Carbon–nitrogen bonds are important linkages that are widespread throughout natural products, organic intermediates and pharmaceuticals and thus their formation has been an active area of research for over 100 years. Typical reaction conditions feature inorganic bases; however, they lead to a variety of issues, such as problems with reproducibility and the need for higher temperatures, increased catalyst loading, or phase-transfer agents. Looking to address some of these concerns and expand the currently limited use of organic bases, Stephen Buchwald and co-workers (J. Am. Chem. Soc.; 2018) from the Massachusetts Institute of Technology have developed conditions that use 1,8-diazabicyclo[5.4.0]undec-7-ene (DBU) as a base for C–N cross-coupling (pictured, top).

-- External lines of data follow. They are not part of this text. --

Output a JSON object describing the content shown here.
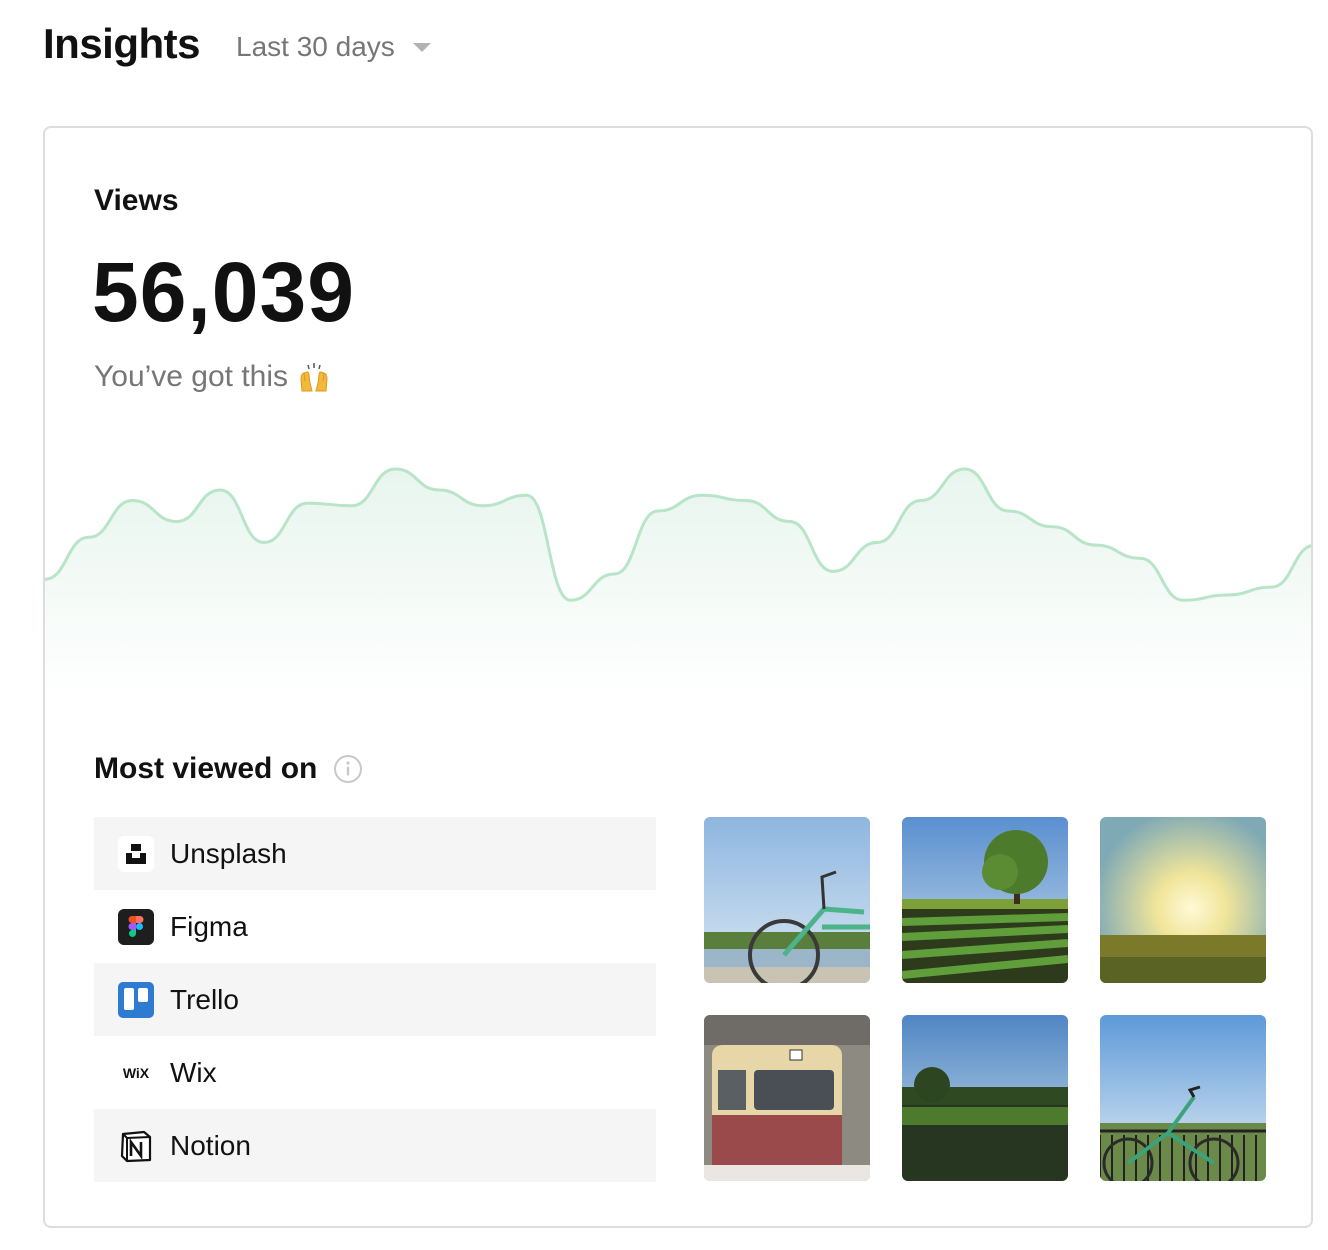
{
  "header": {
    "title": "Insights",
    "range": "Last 30 days"
  },
  "views": {
    "label": "Views",
    "count": "56,039",
    "subtitle": "You’ve got this"
  },
  "chart_data": {
    "type": "area",
    "x": [
      1,
      2,
      3,
      4,
      5,
      6,
      7,
      8,
      9,
      10,
      11,
      12,
      13,
      14,
      15,
      16,
      17,
      18,
      19,
      20,
      21,
      22,
      23,
      24,
      25,
      26,
      27,
      28,
      29,
      30
    ],
    "values": [
      300,
      460,
      600,
      520,
      640,
      440,
      590,
      580,
      720,
      640,
      580,
      620,
      220,
      320,
      560,
      620,
      600,
      520,
      330,
      440,
      600,
      720,
      560,
      500,
      430,
      380,
      220,
      240,
      270,
      430
    ],
    "line_color": "#b8e4c8",
    "fill_color": "#eef8f3",
    "grid": false,
    "legend": "none"
  },
  "most_viewed": {
    "title": "Most viewed on",
    "apps": [
      {
        "name": "Unsplash",
        "icon": "unsplash-icon"
      },
      {
        "name": "Figma",
        "icon": "figma-icon"
      },
      {
        "name": "Trello",
        "icon": "trello-icon"
      },
      {
        "name": "Wix",
        "icon": "wix-icon",
        "logo_text": "WiX"
      },
      {
        "name": "Notion",
        "icon": "notion-icon"
      }
    ],
    "photos": [
      "bicycle-by-lake-photo",
      "tree-and-crop-field-photo",
      "sunset-over-meadow-photo",
      "tram-photo",
      "green-field-photo",
      "bicycle-by-railing-photo"
    ]
  },
  "colors": {
    "muted_text": "#767676",
    "card_border": "#dddddd",
    "row_shade": "#f5f5f5",
    "trello_blue": "#2e7bd2"
  }
}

The newly developed conditions — featuring an air-stable palladium pre-catalyst COD(AlPhos-Pd)2 — have been shown to work well for a variety of coupling partners, giving high yields even for base-sensitive substrates that are troublesome to couple under previously studied conditions. Fluoroalkylamines, for example, have been reported to undergo base-promoted decomposition, but this is not the case when coupled using DBU at room temperature (pictured, bottom). Coupling substrates with alkyl halides has also been shown to work well, allowing the C–N coupled product to undergo further synthetic expansion.

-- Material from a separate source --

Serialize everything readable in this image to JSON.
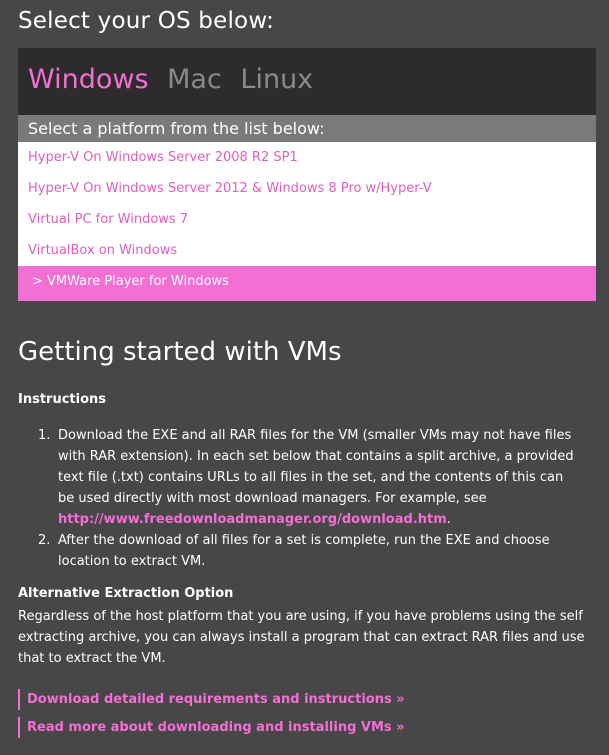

In addition to scope, Buchwald and co-workers also investigated the catalytic palladium complex, looking at how ligand size affects the electrophilicity of the palladium atom, and how this in turn affects the base strength required for efficient coupling; this enabled them to explain why AlPhos works well as a ligand in this system. They measured the magnitude of the trans phosphorus–nitrogen coupling constants in several amine-bound palladium complexes featuring ligands of varying size, and out of the ligands investigated, AlPhos led to the smallest coupling constant. This indicates that the complex featuring AlPhos has the most cationic palladium atom and therefore generates a bound amine that is more easily deprotonated — thus leading to efficient coupling even with a weak organic amine base such as DBU.